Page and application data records
# # # #
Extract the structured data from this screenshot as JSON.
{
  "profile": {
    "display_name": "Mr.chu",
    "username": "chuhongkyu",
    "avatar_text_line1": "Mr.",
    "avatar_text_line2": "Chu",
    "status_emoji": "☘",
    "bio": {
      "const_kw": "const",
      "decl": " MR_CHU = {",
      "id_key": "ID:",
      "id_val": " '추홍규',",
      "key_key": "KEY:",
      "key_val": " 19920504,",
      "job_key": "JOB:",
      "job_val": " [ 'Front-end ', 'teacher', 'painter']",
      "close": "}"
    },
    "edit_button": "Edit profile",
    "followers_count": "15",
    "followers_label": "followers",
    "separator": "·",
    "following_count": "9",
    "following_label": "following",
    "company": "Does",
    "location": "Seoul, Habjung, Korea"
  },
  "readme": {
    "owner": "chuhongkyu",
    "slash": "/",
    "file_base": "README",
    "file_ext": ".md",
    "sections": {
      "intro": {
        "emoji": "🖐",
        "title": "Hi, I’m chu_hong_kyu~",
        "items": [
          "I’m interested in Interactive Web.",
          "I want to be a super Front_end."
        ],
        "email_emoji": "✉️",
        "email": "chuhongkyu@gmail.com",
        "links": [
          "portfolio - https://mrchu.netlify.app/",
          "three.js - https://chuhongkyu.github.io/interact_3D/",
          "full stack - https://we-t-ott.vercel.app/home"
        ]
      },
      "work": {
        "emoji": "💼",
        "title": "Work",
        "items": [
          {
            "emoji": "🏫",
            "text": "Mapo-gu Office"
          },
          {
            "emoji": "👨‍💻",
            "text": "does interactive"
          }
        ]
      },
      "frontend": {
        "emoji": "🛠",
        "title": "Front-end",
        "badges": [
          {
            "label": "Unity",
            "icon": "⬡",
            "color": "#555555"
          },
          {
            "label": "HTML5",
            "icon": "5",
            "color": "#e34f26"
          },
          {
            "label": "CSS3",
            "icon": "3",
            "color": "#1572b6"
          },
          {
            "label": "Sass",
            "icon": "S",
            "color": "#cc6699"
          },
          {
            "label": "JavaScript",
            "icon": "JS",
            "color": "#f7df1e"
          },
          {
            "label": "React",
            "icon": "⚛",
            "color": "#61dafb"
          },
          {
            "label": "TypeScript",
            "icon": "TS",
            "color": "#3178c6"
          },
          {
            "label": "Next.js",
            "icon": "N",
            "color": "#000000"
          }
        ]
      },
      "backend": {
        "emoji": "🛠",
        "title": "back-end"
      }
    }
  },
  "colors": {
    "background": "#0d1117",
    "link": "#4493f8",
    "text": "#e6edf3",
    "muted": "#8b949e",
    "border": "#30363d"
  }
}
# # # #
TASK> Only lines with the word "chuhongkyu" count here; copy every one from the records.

ANSWER SPACE>
    "username": "chuhongkyu",
    "owner": "chuhongkyu",
        "email": "chuhongkyu@gmail.com",
          "three.js - https://chuhongkyu.github.io/interact_3D/",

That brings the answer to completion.